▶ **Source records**
|---|

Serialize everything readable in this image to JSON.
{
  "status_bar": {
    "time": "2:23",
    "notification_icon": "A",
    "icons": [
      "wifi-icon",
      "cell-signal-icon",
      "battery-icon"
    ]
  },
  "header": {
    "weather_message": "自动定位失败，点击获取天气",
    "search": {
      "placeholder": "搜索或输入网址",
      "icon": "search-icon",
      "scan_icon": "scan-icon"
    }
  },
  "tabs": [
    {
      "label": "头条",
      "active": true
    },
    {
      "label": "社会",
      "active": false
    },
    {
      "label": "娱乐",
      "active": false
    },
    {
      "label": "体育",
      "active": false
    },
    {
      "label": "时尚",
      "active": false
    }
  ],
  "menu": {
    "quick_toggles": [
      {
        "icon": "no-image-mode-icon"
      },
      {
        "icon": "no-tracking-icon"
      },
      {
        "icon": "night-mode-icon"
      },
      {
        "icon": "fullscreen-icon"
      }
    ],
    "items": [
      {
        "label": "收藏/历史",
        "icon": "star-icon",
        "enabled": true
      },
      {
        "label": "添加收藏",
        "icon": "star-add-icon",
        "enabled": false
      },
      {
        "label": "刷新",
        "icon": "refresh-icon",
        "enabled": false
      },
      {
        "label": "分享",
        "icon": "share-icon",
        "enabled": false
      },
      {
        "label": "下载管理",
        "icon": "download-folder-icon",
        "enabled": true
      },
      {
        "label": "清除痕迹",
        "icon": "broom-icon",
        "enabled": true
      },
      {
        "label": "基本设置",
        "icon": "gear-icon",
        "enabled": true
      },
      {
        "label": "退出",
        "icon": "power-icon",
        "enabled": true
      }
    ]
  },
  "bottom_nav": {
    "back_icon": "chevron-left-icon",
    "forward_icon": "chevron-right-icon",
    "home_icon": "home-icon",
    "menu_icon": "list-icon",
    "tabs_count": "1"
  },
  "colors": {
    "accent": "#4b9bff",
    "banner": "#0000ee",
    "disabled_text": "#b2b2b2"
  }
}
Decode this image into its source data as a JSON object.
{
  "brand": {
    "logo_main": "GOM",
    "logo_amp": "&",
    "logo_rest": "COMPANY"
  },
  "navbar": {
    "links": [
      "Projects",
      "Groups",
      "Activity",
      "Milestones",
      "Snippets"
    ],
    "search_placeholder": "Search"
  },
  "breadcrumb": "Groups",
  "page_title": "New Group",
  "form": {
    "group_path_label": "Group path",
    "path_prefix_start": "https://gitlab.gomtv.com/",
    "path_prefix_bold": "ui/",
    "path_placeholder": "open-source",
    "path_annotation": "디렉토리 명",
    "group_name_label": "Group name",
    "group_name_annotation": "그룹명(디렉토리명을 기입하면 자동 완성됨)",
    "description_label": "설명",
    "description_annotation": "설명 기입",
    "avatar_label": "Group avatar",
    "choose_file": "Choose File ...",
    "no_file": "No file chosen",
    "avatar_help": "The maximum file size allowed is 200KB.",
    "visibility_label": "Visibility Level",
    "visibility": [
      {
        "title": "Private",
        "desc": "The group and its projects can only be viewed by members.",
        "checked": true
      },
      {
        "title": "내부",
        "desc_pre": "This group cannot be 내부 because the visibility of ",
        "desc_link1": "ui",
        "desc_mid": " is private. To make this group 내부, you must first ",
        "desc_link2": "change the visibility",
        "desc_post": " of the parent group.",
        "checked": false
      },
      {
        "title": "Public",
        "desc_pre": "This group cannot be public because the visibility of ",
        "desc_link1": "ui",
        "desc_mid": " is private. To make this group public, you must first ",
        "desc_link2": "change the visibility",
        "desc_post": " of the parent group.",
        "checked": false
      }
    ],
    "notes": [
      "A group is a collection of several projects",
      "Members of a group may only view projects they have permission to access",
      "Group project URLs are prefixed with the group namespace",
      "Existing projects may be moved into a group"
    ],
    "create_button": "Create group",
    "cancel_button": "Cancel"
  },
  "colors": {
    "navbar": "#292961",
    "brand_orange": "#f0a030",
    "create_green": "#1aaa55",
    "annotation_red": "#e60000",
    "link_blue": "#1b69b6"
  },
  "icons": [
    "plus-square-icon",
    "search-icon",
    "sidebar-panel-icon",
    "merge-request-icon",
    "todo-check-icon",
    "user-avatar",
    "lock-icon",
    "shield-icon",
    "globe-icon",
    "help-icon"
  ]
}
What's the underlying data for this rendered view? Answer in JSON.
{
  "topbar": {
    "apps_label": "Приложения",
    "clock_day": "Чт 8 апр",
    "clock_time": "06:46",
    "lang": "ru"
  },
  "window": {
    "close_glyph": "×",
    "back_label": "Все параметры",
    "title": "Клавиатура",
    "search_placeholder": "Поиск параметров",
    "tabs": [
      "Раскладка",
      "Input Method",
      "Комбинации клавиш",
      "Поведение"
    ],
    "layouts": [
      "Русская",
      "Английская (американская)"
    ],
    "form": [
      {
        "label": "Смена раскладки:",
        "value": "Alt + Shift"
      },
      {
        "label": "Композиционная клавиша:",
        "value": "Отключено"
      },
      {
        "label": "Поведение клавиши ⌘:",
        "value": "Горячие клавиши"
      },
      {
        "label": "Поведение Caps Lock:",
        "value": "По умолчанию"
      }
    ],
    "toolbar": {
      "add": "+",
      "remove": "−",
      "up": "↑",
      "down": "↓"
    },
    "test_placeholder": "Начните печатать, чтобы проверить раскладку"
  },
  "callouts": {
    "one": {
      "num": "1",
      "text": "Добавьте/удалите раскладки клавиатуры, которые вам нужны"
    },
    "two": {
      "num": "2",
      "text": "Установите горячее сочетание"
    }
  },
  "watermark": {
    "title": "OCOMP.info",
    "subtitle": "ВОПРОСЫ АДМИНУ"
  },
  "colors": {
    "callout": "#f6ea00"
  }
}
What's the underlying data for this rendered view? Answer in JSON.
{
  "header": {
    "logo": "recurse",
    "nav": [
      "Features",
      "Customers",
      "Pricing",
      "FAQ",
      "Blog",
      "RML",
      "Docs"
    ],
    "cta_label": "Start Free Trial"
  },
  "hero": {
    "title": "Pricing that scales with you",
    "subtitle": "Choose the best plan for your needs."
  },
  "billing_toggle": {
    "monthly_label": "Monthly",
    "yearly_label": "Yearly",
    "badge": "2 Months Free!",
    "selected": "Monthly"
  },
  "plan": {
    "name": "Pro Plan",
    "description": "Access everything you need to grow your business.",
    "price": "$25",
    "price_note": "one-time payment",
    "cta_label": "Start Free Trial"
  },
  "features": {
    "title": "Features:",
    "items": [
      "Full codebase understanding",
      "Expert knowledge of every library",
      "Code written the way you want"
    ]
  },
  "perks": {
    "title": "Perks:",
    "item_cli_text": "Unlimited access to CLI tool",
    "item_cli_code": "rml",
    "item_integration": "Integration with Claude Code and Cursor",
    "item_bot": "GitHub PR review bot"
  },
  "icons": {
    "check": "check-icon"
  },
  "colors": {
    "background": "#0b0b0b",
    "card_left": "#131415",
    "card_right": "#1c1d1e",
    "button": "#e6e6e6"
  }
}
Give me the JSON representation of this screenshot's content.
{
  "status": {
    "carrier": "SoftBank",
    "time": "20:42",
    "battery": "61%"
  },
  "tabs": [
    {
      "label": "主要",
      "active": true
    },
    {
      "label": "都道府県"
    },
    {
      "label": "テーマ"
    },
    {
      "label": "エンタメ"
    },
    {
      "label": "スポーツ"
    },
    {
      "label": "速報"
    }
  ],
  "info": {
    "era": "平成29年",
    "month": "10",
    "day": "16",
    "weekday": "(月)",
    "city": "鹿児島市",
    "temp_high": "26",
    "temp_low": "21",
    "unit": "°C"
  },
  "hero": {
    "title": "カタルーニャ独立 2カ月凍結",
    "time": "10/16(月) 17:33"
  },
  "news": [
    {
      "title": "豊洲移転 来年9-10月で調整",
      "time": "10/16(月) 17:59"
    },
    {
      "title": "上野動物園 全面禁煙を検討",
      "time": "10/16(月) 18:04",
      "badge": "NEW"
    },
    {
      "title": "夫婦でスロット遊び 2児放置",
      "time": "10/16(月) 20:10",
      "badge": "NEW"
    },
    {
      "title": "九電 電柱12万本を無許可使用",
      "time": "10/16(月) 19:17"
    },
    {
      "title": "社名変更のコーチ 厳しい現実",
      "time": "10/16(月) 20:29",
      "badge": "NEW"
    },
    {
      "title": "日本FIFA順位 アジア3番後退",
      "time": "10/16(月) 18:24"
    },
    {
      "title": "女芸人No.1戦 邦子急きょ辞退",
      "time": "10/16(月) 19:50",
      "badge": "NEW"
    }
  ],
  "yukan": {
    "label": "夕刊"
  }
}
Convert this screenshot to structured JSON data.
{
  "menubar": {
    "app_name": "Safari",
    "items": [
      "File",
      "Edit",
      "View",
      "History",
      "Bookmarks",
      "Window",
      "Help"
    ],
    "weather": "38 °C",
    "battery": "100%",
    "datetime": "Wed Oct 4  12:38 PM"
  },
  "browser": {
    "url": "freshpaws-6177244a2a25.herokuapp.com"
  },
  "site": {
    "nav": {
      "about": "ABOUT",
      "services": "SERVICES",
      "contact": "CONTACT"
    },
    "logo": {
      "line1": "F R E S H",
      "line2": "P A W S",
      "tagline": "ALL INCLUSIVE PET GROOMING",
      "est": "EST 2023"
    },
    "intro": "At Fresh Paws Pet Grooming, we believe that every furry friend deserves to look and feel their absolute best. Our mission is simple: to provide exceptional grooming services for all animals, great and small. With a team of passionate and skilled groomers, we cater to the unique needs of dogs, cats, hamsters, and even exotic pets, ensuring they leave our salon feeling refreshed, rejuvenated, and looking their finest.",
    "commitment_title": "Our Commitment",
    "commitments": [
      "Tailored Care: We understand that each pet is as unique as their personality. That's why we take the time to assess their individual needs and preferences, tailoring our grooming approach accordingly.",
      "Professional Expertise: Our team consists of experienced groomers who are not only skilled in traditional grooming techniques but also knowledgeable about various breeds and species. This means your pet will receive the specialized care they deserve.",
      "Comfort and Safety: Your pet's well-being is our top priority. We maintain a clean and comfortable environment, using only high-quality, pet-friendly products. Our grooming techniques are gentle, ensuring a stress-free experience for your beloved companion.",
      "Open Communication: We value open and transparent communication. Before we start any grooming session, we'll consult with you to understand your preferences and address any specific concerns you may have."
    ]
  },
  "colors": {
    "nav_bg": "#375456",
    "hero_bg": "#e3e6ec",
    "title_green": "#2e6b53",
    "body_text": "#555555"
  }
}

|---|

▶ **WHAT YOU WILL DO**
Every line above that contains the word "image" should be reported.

▶ **TASK RESPONSE**
Serialize everything readable in this image to JSON.
        "icon": "no-image-mode-icon"
Decode this image into its source data as a JSON object.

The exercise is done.